(e) aviation turbine fuel; and
(f) tobacco and tobacco products
Hon’ble President has constituted the Goods and Services Tax Council on September 16, 2016. The other notable features of the Council are:
- GST Council shall have Union Finance Minister, Union Minister of State in charge of Revenue and Minister in charge of Finance or Taxation or any other Minister nominated by each State Government as its members.
- Goods and Services Tax Council shall also recommend the date on which the goods and services tax be levied on petroleum crude, high speed diesel, motor spirit, natural gas and aviation turbine fuel.
- Quoram for meeting of the Council shall be 50% of the total members. Every decision of the Goods and Services Tax Council shall be taken at a meeting, by a majority of not less than three-fourths of the weighted votes of the members present and voting. Herein, while the total weigth of votes of all states shall be two third, weightage of vote of Central government shall be one third.
- It shall make recommendation to the Centre and State on the following issues:
- the taxes, cesses and surcharges levied by the Union, the States and the local bodies which may be subsumed in the goods and services tax;
- the goods and services that may be subjected to, or exempted from the goods and services tax;
- model Goods and Services Tax Laws, principles of levy, apportionment of Goods and Services Tax levied on supplies in the course of inter-State trade or commerce under article 269A and the principles that govern the place of supply;
- the threshold limit of turnover below which goods and services may be exempted from goods and services tax;
- the rates including floor rates with bands of goods and services tax;
- any special rate or rates for a specified period, to raise additional resources during any natural calamity or disaster;

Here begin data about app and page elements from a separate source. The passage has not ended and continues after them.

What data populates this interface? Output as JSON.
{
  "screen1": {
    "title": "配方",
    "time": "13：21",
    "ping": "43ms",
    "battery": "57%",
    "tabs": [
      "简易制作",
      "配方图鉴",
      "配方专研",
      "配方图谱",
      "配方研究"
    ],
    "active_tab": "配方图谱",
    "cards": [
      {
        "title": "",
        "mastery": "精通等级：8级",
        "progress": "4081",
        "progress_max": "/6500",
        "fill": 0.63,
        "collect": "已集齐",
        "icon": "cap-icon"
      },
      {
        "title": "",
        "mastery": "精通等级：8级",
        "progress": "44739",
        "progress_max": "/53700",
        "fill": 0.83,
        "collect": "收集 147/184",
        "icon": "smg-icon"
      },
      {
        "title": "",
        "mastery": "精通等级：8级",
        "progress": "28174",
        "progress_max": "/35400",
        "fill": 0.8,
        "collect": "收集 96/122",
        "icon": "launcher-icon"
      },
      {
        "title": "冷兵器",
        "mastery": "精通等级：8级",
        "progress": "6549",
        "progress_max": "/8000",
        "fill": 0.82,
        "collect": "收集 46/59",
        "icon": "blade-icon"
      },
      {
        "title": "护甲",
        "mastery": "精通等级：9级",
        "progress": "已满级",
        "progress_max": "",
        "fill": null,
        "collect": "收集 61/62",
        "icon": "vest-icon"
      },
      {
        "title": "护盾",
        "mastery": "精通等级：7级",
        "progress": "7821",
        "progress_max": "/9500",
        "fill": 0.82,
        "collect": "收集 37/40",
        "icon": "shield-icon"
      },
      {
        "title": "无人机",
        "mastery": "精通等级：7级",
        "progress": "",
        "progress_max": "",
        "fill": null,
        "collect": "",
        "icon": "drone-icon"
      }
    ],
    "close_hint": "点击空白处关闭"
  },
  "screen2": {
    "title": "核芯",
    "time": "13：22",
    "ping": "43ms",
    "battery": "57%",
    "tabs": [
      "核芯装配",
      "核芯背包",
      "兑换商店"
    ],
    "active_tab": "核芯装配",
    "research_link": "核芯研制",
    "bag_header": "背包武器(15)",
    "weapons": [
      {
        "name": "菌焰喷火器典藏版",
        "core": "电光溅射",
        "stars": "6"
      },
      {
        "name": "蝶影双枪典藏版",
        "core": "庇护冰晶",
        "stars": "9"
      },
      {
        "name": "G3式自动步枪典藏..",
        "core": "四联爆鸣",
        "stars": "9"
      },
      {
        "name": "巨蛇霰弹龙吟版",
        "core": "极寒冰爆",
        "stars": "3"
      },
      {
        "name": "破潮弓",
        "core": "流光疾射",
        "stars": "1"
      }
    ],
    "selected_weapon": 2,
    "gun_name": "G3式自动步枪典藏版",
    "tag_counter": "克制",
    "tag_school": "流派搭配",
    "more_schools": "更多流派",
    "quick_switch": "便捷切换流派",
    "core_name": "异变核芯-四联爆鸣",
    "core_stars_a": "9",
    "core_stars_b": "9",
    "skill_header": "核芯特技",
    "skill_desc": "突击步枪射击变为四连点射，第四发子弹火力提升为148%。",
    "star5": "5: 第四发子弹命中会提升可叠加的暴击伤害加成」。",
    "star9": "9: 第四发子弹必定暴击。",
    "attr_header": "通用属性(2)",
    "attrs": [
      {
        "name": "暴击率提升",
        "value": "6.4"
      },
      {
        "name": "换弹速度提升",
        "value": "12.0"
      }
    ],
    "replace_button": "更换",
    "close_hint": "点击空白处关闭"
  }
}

- special provision with respect to the States of Arunachal Pradesh, Assam, Jammu and Kashmir, Manipur, Meghalaya, Mizoram, Nagaland, Sikkim, Tripura, Himachal Pradesh and Uttarakhand; and
- any other matter relating to the goods and services tax, as the Council may decide.
Compensation to States
- Parliament may, by law, provide compensation to states for any loss of revenue from the introduction of GST, up to a five year period.
- Accounts and Records
- Anti Profiteeing Clause
- Classification of Supply
- Composition Levy
- Complaince Manual
- Demand and Recovery
- Determination of Valuation of Supply
- Extent of Levy
- Input tax Credit
- Late fees, Penalties and Prosecution under the GST Law
- Levy of GST
- Levy of Tax under Constitution prior to GST
- Payment of Tax under GST
- Place of Supply
- Position of taxing articles post Constitutional Amendment
- Rate of Tax in GST
- Registration under GST
- Returns under GST Law
- Structure of GST Law
- Taxable Supply
- TCS in case of E Commerce operator
- Time of Supply
- Transitional Provisions
- Understanding GST
- Who is a Taxable Person